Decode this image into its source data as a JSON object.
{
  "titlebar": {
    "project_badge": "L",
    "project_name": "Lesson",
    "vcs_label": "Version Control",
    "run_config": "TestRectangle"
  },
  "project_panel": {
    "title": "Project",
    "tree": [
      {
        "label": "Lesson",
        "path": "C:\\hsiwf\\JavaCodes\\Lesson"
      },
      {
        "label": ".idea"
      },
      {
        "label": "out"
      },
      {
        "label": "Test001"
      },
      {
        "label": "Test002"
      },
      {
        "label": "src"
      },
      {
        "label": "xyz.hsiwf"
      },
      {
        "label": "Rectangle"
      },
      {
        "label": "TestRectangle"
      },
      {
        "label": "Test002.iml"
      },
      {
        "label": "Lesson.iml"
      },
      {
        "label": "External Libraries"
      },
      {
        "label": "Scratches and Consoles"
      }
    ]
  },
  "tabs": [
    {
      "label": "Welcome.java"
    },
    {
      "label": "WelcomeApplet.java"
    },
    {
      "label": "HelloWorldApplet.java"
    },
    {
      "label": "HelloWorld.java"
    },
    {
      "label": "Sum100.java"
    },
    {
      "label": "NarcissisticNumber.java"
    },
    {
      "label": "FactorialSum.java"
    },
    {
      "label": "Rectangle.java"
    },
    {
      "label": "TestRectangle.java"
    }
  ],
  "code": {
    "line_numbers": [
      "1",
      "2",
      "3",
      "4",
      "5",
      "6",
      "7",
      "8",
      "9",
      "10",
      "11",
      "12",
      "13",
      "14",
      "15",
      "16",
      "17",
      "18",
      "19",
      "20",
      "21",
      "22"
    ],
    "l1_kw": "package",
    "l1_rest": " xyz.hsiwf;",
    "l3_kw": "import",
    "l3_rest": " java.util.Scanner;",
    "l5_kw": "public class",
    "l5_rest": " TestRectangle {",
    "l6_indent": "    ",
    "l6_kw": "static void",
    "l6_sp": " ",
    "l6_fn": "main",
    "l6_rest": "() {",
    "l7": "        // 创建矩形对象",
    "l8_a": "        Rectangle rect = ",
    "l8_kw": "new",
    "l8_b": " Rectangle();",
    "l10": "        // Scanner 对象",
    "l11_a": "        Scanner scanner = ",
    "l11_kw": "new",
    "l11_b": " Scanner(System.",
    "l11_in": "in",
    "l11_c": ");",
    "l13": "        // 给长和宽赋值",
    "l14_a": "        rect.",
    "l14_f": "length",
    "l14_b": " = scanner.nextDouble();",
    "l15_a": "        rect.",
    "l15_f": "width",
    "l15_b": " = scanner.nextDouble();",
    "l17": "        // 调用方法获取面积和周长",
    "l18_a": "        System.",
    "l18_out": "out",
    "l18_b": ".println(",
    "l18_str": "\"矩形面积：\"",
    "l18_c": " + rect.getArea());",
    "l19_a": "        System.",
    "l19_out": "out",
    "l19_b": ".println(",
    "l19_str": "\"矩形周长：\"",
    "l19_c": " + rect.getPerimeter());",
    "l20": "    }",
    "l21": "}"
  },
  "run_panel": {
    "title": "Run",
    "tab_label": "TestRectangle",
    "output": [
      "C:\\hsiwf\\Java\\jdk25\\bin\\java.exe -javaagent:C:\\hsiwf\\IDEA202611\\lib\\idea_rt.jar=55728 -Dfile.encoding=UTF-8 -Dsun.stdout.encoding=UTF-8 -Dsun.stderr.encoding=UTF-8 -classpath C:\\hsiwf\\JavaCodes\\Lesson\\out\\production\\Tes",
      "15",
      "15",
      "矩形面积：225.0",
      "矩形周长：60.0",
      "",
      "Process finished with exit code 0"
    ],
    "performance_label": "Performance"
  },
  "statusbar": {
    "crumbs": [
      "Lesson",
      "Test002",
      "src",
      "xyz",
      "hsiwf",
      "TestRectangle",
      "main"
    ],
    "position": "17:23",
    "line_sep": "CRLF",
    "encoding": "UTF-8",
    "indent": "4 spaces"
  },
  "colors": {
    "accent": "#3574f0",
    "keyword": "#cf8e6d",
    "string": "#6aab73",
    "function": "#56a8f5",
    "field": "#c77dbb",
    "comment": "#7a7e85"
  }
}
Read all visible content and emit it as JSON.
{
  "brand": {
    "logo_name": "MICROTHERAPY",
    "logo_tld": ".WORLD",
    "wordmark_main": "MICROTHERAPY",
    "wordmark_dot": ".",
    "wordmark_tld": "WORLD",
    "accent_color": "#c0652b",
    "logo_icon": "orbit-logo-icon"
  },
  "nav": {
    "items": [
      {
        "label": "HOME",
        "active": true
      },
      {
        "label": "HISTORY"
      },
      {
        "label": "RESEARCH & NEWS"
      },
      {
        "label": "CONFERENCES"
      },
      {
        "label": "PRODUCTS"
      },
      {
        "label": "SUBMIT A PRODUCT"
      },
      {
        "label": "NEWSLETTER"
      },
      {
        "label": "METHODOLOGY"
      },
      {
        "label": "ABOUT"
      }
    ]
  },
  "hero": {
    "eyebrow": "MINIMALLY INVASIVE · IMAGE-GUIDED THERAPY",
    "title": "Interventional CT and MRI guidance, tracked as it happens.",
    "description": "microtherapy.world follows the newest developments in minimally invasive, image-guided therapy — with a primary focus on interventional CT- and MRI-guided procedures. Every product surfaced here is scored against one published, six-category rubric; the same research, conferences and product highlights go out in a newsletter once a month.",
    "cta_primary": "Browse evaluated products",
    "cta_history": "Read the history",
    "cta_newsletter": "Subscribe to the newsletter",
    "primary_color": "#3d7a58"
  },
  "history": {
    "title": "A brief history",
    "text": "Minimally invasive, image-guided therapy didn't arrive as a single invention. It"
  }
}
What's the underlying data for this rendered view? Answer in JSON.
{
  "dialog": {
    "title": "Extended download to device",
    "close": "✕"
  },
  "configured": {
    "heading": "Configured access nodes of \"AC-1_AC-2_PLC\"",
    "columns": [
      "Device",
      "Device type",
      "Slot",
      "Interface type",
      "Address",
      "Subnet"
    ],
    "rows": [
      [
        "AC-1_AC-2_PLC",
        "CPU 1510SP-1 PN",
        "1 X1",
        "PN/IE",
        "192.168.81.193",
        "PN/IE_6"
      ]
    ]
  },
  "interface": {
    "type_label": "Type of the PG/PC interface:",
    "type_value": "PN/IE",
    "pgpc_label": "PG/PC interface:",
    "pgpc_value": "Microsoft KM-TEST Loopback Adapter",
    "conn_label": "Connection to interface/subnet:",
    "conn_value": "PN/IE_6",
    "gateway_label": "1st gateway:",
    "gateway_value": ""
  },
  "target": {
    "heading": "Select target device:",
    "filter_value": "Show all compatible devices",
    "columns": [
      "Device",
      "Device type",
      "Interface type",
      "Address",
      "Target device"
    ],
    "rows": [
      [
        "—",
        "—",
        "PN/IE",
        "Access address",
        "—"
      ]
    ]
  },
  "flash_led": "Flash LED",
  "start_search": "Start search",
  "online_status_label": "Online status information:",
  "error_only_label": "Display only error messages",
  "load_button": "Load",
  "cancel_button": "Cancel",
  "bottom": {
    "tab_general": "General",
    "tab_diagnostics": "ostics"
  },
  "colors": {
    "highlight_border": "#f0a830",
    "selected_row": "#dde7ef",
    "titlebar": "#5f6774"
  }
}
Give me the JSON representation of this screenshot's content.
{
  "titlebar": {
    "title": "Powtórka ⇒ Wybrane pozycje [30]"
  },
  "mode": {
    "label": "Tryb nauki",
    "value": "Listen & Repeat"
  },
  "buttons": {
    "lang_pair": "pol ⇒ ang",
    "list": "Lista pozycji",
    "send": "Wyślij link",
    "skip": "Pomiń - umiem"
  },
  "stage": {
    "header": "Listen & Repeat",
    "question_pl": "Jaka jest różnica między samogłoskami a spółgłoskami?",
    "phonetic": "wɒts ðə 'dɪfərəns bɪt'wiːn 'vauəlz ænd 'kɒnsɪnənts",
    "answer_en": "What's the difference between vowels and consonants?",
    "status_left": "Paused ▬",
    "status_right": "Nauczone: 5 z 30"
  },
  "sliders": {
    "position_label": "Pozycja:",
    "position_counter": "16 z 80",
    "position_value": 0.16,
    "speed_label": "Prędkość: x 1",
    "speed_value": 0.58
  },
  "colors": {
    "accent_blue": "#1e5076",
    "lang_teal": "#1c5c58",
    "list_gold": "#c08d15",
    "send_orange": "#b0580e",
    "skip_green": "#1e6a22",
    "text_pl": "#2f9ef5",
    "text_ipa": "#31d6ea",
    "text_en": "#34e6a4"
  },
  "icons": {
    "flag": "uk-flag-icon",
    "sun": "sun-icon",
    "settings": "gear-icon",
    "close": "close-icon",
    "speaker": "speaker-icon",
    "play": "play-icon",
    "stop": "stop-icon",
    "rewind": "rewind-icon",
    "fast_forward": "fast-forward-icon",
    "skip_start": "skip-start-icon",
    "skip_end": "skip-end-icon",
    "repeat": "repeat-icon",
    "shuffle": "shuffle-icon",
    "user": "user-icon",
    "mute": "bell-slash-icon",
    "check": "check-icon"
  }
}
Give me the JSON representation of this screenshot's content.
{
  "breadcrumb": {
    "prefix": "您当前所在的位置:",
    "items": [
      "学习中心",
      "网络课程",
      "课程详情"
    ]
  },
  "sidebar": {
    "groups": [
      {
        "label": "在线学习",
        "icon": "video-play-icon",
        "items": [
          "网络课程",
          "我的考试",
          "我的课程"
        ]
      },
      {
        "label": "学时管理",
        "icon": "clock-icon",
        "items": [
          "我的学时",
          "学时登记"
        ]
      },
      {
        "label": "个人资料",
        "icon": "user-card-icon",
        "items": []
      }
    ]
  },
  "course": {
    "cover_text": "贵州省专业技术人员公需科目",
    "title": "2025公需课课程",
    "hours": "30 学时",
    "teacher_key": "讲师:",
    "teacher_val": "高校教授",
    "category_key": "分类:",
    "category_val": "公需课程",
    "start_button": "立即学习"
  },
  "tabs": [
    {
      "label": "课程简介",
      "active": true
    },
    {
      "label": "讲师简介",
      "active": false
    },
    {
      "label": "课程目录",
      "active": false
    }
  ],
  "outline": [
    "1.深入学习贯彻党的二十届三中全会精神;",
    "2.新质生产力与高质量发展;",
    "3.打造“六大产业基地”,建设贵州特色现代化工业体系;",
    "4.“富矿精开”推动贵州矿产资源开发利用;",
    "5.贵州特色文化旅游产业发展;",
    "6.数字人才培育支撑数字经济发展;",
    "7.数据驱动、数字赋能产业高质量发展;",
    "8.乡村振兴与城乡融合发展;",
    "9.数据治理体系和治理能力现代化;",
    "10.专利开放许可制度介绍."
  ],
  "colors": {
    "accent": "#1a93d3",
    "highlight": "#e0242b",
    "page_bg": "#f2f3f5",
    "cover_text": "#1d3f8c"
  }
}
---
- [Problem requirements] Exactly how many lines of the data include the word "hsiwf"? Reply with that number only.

- [Your solution] 5